The fact that mitochondria have entirely separate DNA from the nucleus of the cell is odd, but pales in comparison to the shape of the DNA. Mitochondrial DNA is circular - a helix twisted around into a ring. Mitochondria get even stranger when we look at the barrier between them and the rest of the cell. Prokaryotic cells are just a cell wall around some free floating junk. Eukaryotes - a group that includes pretty much everything except bacteria - have cells in which DNA is contained inside a nucleus, not floating around free in the cell cytoplasm. Most eukaryotes have a lot of different organelles, each one of which has a membrane that keeps its insides packaged up. Mitochondria are slightly different from other organelles. They have a double wall, an inner one and an outer one.

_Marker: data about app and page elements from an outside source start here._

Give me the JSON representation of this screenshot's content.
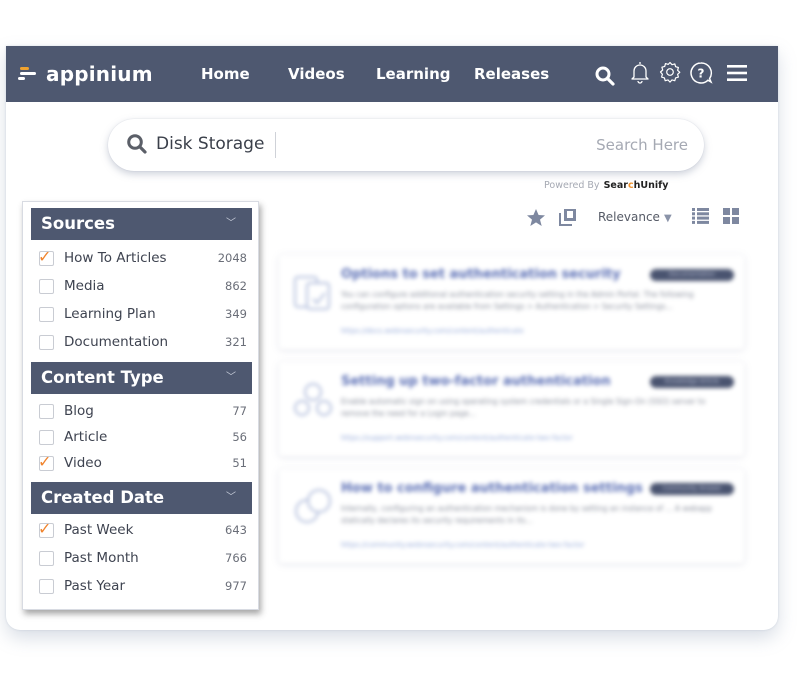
{
  "navbar": {
    "logo_text": "appinium",
    "links": [
      "Home",
      "Videos",
      "Learning",
      "Releases"
    ],
    "icons": [
      "search-icon",
      "bell-icon",
      "gear-icon",
      "help-icon",
      "menu-icon"
    ]
  },
  "search": {
    "value": "Disk Storage",
    "placeholder": "Search Here",
    "powered_by_label": "Powered By",
    "powered_by_brand_prefix": "Sear",
    "powered_by_brand_c": "c",
    "powered_by_brand_suffix": "hUnify"
  },
  "toolbar": {
    "icons": [
      "star-icon",
      "copy-icon",
      "list-view-icon",
      "grid-view-icon"
    ],
    "sort_label": "Relevance"
  },
  "filters": {
    "groups": [
      {
        "title": "Sources",
        "items": [
          {
            "label": "How To Articles",
            "count": "2048",
            "checked": true
          },
          {
            "label": "Media",
            "count": "862",
            "checked": false
          },
          {
            "label": "Learning Plan",
            "count": "349",
            "checked": false
          },
          {
            "label": "Documentation",
            "count": "321",
            "checked": false
          }
        ]
      },
      {
        "title": "Content Type",
        "items": [
          {
            "label": "Blog",
            "count": "77",
            "checked": false
          },
          {
            "label": "Article",
            "count": "56",
            "checked": false
          },
          {
            "label": "Video",
            "count": "51",
            "checked": true
          }
        ]
      },
      {
        "title": "Created Date",
        "items": [
          {
            "label": "Past Week",
            "count": "643",
            "checked": true
          },
          {
            "label": "Past Month",
            "count": "766",
            "checked": false
          },
          {
            "label": "Past Year",
            "count": "977",
            "checked": false
          }
        ]
      }
    ]
  },
  "results": [
    {
      "title": "Options to set authentication security",
      "badge": "Documentation",
      "description": "You can configure additional authentication security setting in the Admin Portal. The following configuration options are available from Settings > Authentication > Security Settings...",
      "link": "https://docs.webnsecurity.com/content/authenticate"
    },
    {
      "title": "Setting up two-factor authentication",
      "badge": "Knowledge Article",
      "description": "Enable automatic sign on using operating system credentials or a Single Sign-On (SSO) server to remove the need for a Login page...",
      "link": "https://support.webnsecurity.com/content/authenticate-two-factor"
    },
    {
      "title": "How to configure authentication settings",
      "badge": "Community Answer",
      "description": "Internally, configuring an authentication mechanism is done by setting an instance of ... A webapp statically declares its security requirements in its...",
      "link": "https://community.webnsecurity.com/content/authenticate-two-factor"
    }
  ],
  "colors": {
    "navbar_bg": "#4e5870",
    "accent_orange": "#f0842e",
    "link_blue": "#5b6fb5"
  }
}
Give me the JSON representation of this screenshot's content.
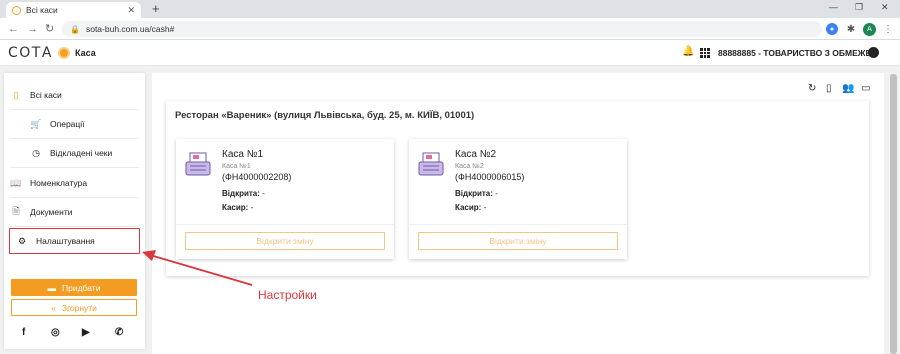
{
  "browser": {
    "tab_title": "Всі каси",
    "url": "sota-buh.com.ua/cash#",
    "profile_initial": "A"
  },
  "header": {
    "logo": "СОТА",
    "app_title": "Каса",
    "org": "88888885 - ТОВАРИСТВО З ОБМЕЖЕ..."
  },
  "sidebar": {
    "items": [
      {
        "label": "Всі каси",
        "icon": "register-icon"
      },
      {
        "label": "Операції",
        "icon": "cart-icon"
      },
      {
        "label": "Відкладені чеки",
        "icon": "clock-icon"
      },
      {
        "label": "Номенклатура",
        "icon": "book-icon"
      },
      {
        "label": "Документи",
        "icon": "document-icon"
      },
      {
        "label": "Налаштування",
        "icon": "gears-icon"
      }
    ],
    "buy_label": "Придбати",
    "collapse_label": "Згорнути"
  },
  "main": {
    "restaurant": "Ресторан «Вареник» (вулиця Львівська, буд. 25, м. КИЇВ, 01001)",
    "registers": [
      {
        "title": "Каса №1",
        "subtitle": "Каса №1",
        "fn": "(ФН4000002208)",
        "opened_label": "Відкрита:",
        "opened_value": "-",
        "cashier_label": "Касир:",
        "cashier_value": "-",
        "button": "Відкрити зміну"
      },
      {
        "title": "Каса №2",
        "subtitle": "Каса №2",
        "fn": "(ФН4000006015)",
        "opened_label": "Відкрита:",
        "opened_value": "-",
        "cashier_label": "Касир:",
        "cashier_value": "-",
        "button": "Відкрити зміну"
      }
    ]
  },
  "annotation": {
    "text": "Настройки",
    "color": "#d9363e"
  },
  "colors": {
    "accent": "#f39c21",
    "highlight": "#d9363e"
  }
}
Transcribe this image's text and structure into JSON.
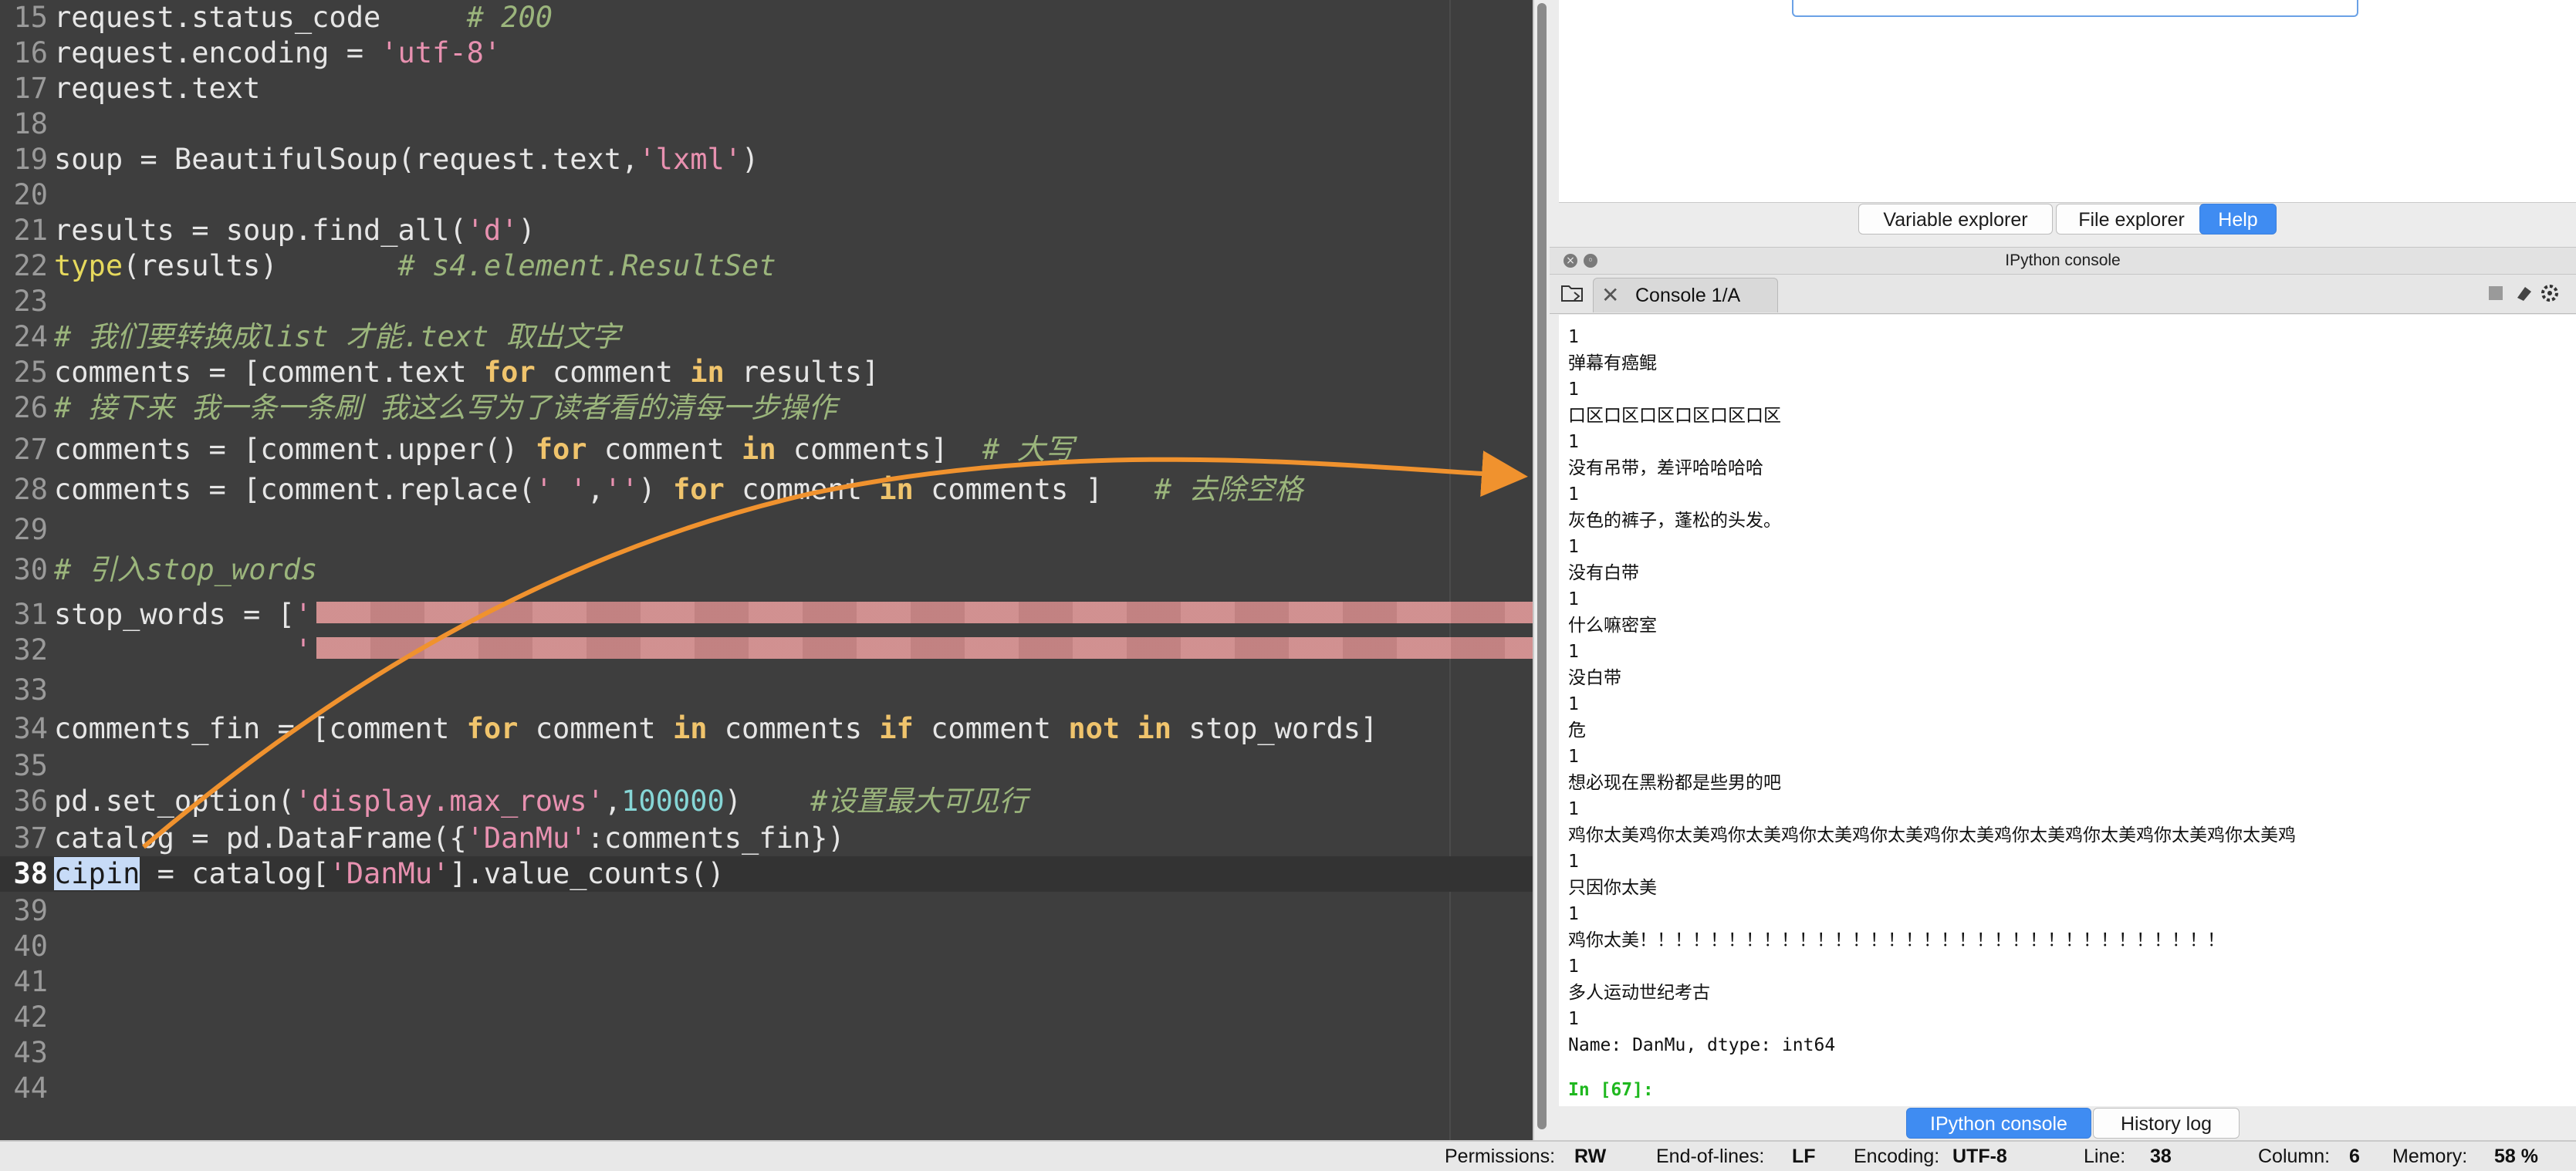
{
  "editor": {
    "lines": [
      {
        "n": "15",
        "html": "request.status_code     <span class=\"t-com\"># 200</span>"
      },
      {
        "n": "16",
        "html": "request.encoding = <span class=\"t-str\">'utf-8'</span>"
      },
      {
        "n": "17",
        "html": "request.text"
      },
      {
        "n": "18",
        "html": ""
      },
      {
        "n": "19",
        "html": "soup = BeautifulSoup(request.text,<span class=\"t-str\">'lxml'</span>)"
      },
      {
        "n": "20",
        "html": ""
      },
      {
        "n": "21",
        "html": "results = soup.find_all(<span class=\"t-str\">'d'</span>)"
      },
      {
        "n": "22",
        "html": "<span class=\"t-fn\">type</span>(results)       <span class=\"t-com\"># s4.element.ResultSet</span>"
      },
      {
        "n": "23",
        "html": ""
      },
      {
        "n": "24",
        "html": "<span class=\"t-com\"># 我们要转换成list 才能.text 取出文字</span>"
      },
      {
        "n": "25",
        "html": "comments = [comment.text <span class=\"t-kw\">for</span> comment <span class=\"t-kw\">in</span> results]"
      },
      {
        "n": "26",
        "html": "<span class=\"t-com\"># 接下来 我一条一条刷 我这么写为了读者看的清每一步操作</span>"
      },
      {
        "n": "27",
        "html": "comments = [comment.upper() <span class=\"t-kw\">for</span> comment <span class=\"t-kw\">in</span> comments]  <span class=\"t-com\"># 大写</span>"
      },
      {
        "n": "28",
        "html": "comments = [comment.replace(<span class=\"t-str\">' '</span>,<span class=\"t-str\">''</span>) <span class=\"t-kw\">for</span> comment <span class=\"t-kw\">in</span> comments ]   <span class=\"t-com\"># 去除空格</span>"
      },
      {
        "n": "29",
        "html": ""
      },
      {
        "n": "30",
        "html": "<span class=\"t-com\"># 引入stop_words</span>"
      },
      {
        "n": "31",
        "html": "stop_words = [<span class=\"t-str\">'</span>"
      },
      {
        "n": "32",
        "html": "              <span class=\"t-str\">'</span>"
      },
      {
        "n": "33",
        "html": ""
      },
      {
        "n": "34",
        "html": "comments_fin = [comment <span class=\"t-kw\">for</span> comment <span class=\"t-kw\">in</span> comments <span class=\"t-kw\">if</span> comment <span class=\"t-kw\">not in</span> stop_words]"
      },
      {
        "n": "35",
        "html": ""
      },
      {
        "n": "36",
        "html": "pd.set_option(<span class=\"t-str\">'display.max_rows'</span>,<span class=\"t-num\">100000</span>)    <span class=\"t-com\">#设置最大可见行</span>"
      },
      {
        "n": "37",
        "html": "catalog = pd.DataFrame({<span class=\"t-str\">'DanMu'</span>:comments_fin})"
      },
      {
        "n": "38",
        "html": "<span class=\"sel\">cipin</span> = catalog[<span class=\"t-str\">'DanMu'</span>].value_counts()",
        "current": true
      },
      {
        "n": "39",
        "html": ""
      },
      {
        "n": "40",
        "html": ""
      },
      {
        "n": "41",
        "html": ""
      },
      {
        "n": "42",
        "html": ""
      },
      {
        "n": "43",
        "html": ""
      },
      {
        "n": "44",
        "html": ""
      }
    ]
  },
  "help_tabs": {
    "variable_explorer": "Variable explorer",
    "file_explorer": "File explorer",
    "help": "Help"
  },
  "ipython": {
    "title": "IPython console",
    "console_tab": "Console 1/A"
  },
  "console_output": [
    "1",
    "弹幕有癌鲲",
    "1",
    "口区口区口区口区口区口区",
    "1",
    "没有吊带，差评哈哈哈哈",
    "1",
    "灰色的裤子，蓬松的头发。",
    "1",
    "没有白带",
    "1",
    "什么嘛密室",
    "1",
    "没白带",
    "1",
    "危",
    "1",
    "想必现在黑粉都是些男的吧",
    "1",
    "鸡你太美鸡你太美鸡你太美鸡你太美鸡你太美鸡你太美鸡你太美鸡你太美鸡你太美鸡你太美鸡",
    "1",
    "只因你太美",
    "1",
    "鸡你太美！！！！！！！！！！！！！！！！！！！！！！！！！！！！！！！！！",
    "1",
    "多人运动世纪考古",
    "1",
    "Name: DanMu, dtype: int64"
  ],
  "prompt": "In [67]:",
  "console_tabs": {
    "ipython": "IPython console",
    "history": "History log"
  },
  "status": {
    "permissions_label": "Permissions:",
    "permissions": "RW",
    "eol_label": "End-of-lines:",
    "eol": "LF",
    "encoding_label": "Encoding:",
    "encoding": "UTF-8",
    "line_label": "Line:",
    "line": "38",
    "column_label": "Column:",
    "column": "6",
    "memory_label": "Memory:",
    "memory": "58 %"
  }
}
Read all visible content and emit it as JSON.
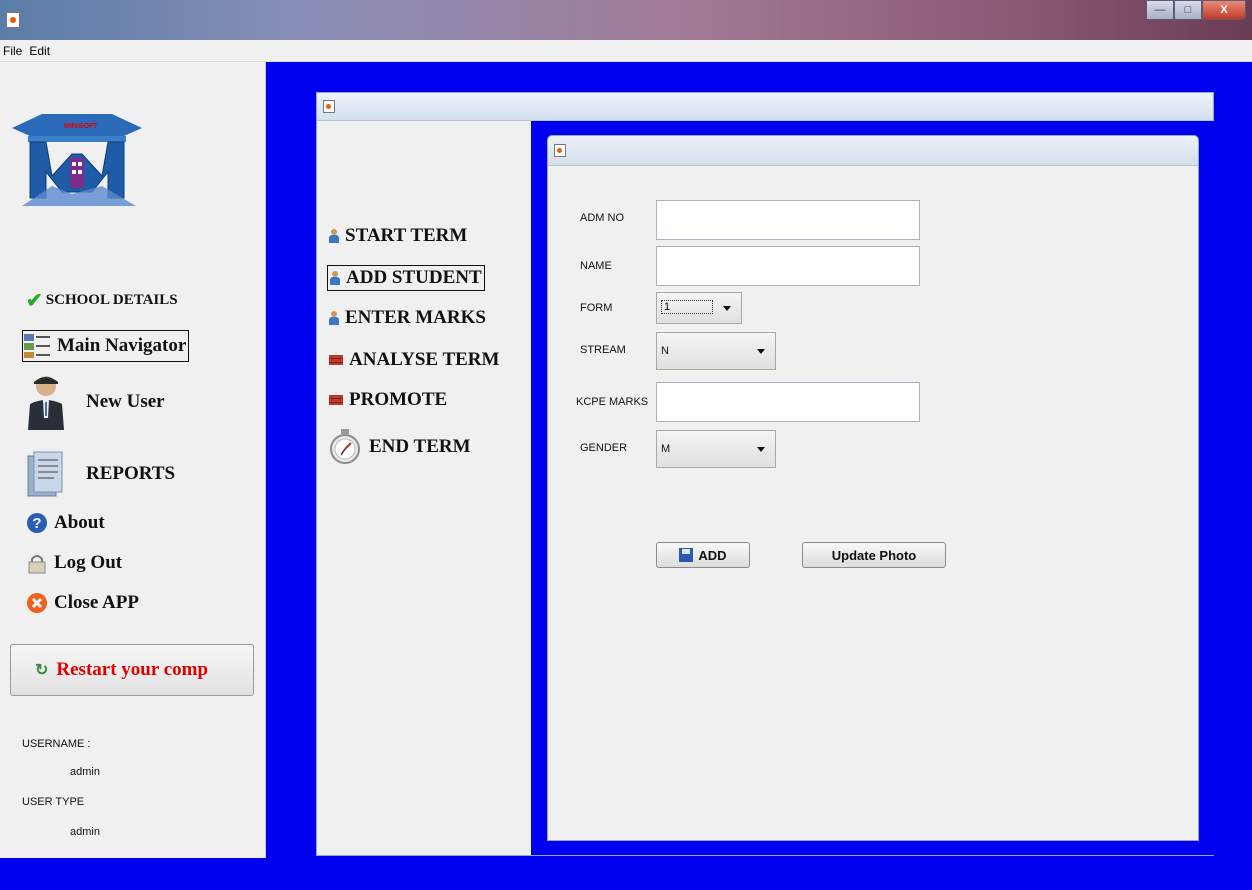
{
  "menubar": {
    "file": "File",
    "edit": "Edit"
  },
  "sidebar": {
    "logo_text": "MINISOFT",
    "school_details": "SCHOOL DETAILS",
    "main_navigator": "Main Navigator",
    "new_user": "New User",
    "reports": "REPORTS",
    "about": "About",
    "log_out": "Log Out",
    "close_app": "Close APP",
    "restart": "Restart your comp",
    "username_label": "USERNAME :",
    "username_value": "admin",
    "user_type_label": "USER TYPE",
    "user_type_value": "admin"
  },
  "term_menu": {
    "start_term": "START TERM",
    "add_student": "ADD STUDENT",
    "enter_marks": "ENTER MARKS",
    "analyse_term": "ANALYSE TERM",
    "promote": "PROMOTE",
    "end_term": "END TERM"
  },
  "form": {
    "adm_no_label": "ADM NO",
    "name_label": "NAME",
    "form_label": "FORM",
    "form_value": "1",
    "stream_label": "STREAM",
    "stream_value": "N",
    "kcpe_label": "KCPE MARKS",
    "gender_label": "GENDER",
    "gender_value": "M",
    "add_button": "ADD",
    "update_photo_button": "Update Photo"
  }
}
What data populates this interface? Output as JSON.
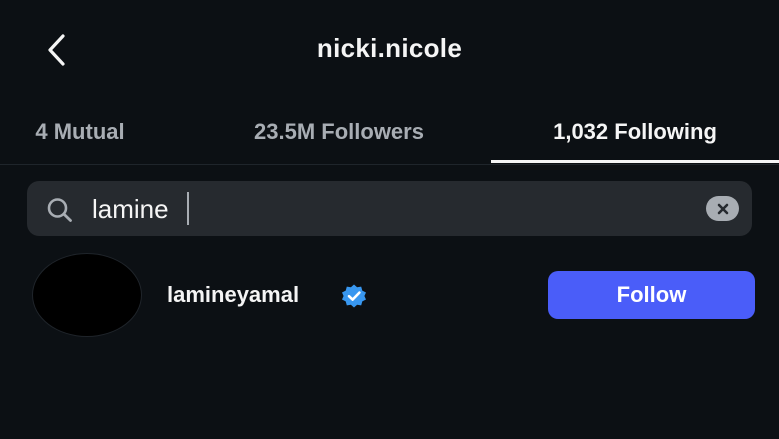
{
  "header": {
    "title": "nicki.nicole",
    "back_icon": "chevron-left-icon"
  },
  "tabs": [
    {
      "label": "4 Mutual",
      "active": false
    },
    {
      "label": "23.5M Followers",
      "active": false
    },
    {
      "label": "1,032 Following",
      "active": true
    }
  ],
  "search": {
    "value": "lamine",
    "icon": "search-icon",
    "clear_icon": "clear-icon"
  },
  "results": [
    {
      "username": "lamineyamal",
      "verified": true,
      "button_label": "Follow"
    }
  ],
  "colors": {
    "background": "#0c1014",
    "search_bg": "#262a2f",
    "follow_button": "#4a5df9",
    "verified_badge": "#3897f0",
    "inactive_tab_text": "#a8adb3"
  }
}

The circular DNA, the double cell wall, and the fact that mtDNA is different from the DNA inside the nucleus, makes mitochondria look less like a part of human cells, and more like some bacteria put a scuba suit on over its own membrane and plunged into our cells. Scientists think that this may be exactly what happened.
The Bacteria Who Came To Dinner
The current theory on how we acquired our mitochondria is the "endosymbiotic theory." A prokaryotic cell grows, and as it grows encounters a problem. As long as it stays roughly spherical, its volume will grow much faster than its surface area. There is a solution to this problem. Its outer membrane wrinkles deeply, giving it more surface area. These wrinkles get deeper, and can even pinch off, like bubbles flowing from the membrane on a bubble wand.
One day a hungry, or merely parasitic, bacteria approaches. It lodges in one of the wrinkles and the wrinkle pinches off behind it, trapping it in a little "bubble" inside the cell. What happens now? The cell might consume it, or just break it down. The bacteria, on the other hand, might consume the cell. Neither of those things occur. Instead, the bacteria supplies something the cell desperately needs - energy. The cell, meanwhile, provides the bacteria with a safe home in which it can continue reproducing, as long as it doesn't reproduce too much. Over time, these two creatures become one, each with its own DNA, one still wearing the "bubble" it got when it came in from the cold.
It's interesting to consider what this relationship is. Is the mitochondria a vanquished foe, forced for eternity to make power for a hungry eukaryotic cell? Or are two cells amicably working together, each providing something that the other one needs? You decide.